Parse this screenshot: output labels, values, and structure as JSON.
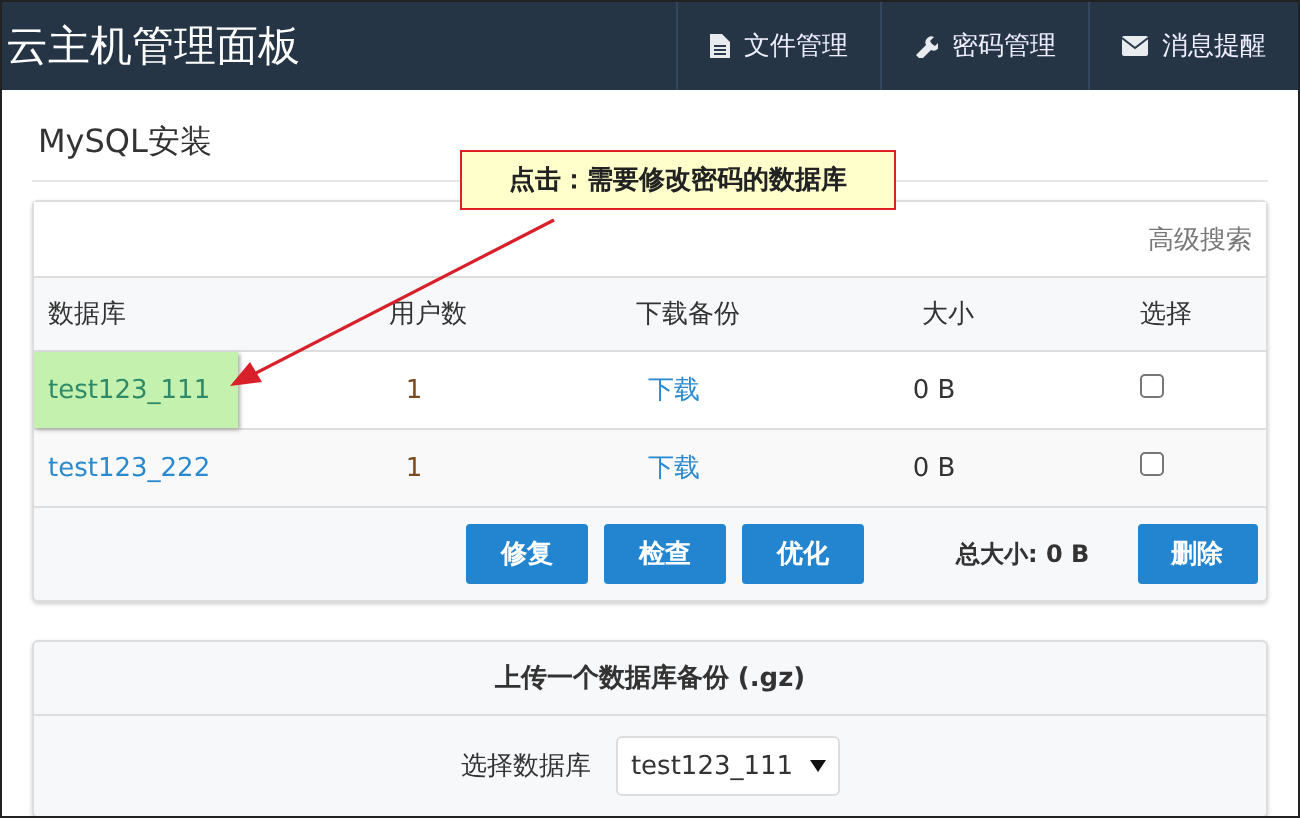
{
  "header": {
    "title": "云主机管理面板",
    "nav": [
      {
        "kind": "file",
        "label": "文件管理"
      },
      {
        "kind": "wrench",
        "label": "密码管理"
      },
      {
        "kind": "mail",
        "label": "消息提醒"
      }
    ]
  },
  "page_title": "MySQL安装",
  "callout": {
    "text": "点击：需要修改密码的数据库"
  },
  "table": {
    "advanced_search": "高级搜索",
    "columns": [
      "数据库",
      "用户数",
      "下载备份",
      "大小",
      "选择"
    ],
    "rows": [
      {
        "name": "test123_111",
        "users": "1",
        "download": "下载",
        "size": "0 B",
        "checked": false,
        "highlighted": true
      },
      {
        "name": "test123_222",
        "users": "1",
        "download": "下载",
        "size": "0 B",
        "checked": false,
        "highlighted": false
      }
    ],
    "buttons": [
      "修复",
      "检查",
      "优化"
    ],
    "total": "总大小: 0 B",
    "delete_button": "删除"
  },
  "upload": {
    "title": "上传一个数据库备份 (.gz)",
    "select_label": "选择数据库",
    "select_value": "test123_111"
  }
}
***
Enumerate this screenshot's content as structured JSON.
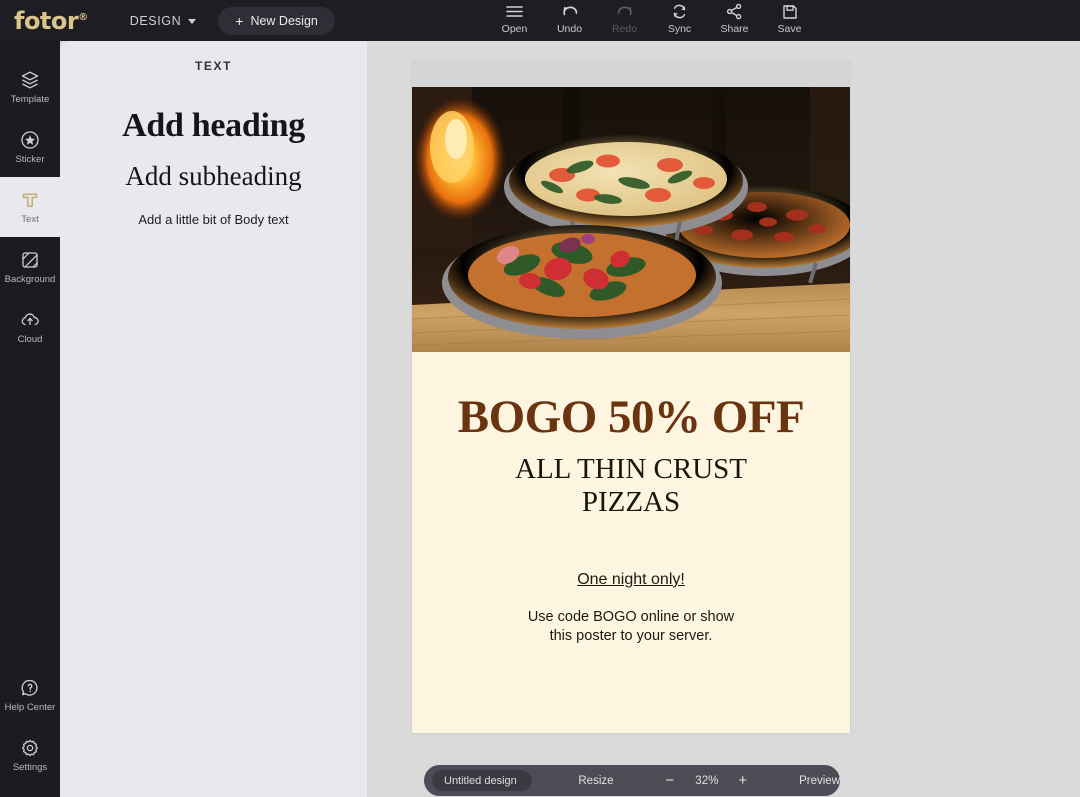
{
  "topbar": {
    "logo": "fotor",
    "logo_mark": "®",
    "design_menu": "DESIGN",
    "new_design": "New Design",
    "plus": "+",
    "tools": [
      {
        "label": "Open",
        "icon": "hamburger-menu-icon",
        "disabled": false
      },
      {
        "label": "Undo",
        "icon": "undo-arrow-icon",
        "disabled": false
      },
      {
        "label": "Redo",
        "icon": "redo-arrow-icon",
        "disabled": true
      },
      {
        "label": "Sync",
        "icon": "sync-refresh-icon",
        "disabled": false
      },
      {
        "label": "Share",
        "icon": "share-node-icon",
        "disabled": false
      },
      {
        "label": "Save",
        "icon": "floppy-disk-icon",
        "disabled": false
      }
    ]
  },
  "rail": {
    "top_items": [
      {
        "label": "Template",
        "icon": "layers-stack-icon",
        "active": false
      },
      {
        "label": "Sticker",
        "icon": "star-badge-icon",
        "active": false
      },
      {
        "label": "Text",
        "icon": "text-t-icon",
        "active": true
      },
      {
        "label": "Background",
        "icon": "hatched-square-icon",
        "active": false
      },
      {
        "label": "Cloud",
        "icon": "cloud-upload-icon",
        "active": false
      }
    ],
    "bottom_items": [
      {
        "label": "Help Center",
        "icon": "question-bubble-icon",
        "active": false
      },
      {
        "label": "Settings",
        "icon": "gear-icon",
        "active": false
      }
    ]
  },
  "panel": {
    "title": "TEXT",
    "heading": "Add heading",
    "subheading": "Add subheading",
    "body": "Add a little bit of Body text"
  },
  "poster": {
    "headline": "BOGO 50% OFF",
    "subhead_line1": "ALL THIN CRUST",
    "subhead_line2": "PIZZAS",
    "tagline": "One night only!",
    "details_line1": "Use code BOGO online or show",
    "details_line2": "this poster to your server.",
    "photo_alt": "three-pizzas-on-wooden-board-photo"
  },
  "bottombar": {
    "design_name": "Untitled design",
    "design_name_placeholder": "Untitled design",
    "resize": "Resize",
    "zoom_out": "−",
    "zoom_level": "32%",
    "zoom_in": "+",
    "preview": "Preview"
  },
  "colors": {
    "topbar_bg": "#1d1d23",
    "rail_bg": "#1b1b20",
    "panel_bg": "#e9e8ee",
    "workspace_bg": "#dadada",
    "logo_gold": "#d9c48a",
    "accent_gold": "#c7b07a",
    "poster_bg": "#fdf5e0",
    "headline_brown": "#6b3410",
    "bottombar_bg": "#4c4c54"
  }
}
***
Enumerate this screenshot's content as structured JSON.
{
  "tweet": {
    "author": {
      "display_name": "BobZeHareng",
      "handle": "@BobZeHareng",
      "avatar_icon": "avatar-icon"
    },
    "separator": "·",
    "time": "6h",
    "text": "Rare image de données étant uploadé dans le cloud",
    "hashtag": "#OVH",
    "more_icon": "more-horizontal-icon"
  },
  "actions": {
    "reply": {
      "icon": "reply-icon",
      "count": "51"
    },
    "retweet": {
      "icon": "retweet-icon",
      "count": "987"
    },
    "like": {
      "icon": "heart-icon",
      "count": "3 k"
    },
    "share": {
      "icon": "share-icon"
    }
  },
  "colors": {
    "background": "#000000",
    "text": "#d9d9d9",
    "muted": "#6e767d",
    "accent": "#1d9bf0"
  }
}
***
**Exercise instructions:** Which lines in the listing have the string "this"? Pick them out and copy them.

**Reply to the exercise:**
Parse this screenshot: output labels, values, and structure as JSON.
Enumerate this screenshot's content as structured JSON.
    "details_line2": "this poster to your server.",
Enumerate this screenshot's content as structured JSON.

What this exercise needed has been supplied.